- **Supplied entries**
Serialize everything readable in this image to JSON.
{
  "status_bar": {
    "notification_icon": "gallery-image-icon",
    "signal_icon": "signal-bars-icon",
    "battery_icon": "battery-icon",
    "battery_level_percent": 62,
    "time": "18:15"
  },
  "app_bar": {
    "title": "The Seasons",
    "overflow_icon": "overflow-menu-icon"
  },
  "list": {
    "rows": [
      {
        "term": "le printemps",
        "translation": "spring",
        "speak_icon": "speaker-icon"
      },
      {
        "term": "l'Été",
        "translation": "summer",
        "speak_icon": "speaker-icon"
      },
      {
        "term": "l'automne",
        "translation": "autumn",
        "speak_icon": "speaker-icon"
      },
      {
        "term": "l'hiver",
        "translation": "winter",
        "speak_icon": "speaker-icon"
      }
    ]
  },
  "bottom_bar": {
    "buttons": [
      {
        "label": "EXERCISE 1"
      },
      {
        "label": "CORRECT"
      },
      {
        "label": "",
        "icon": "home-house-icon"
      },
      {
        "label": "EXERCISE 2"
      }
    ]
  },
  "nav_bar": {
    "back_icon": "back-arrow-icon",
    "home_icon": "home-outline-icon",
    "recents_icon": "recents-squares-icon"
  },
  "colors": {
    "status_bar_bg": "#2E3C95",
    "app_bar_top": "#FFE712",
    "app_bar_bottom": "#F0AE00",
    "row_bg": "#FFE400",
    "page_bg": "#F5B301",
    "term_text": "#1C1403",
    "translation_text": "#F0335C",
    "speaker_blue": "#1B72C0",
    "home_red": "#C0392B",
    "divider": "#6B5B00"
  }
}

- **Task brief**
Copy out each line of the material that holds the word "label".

- **Answer to the exercise**
        "label": "EXERCISE 1"
        "label": "CORRECT"
        "label": "",
        "label": "EXERCISE 2"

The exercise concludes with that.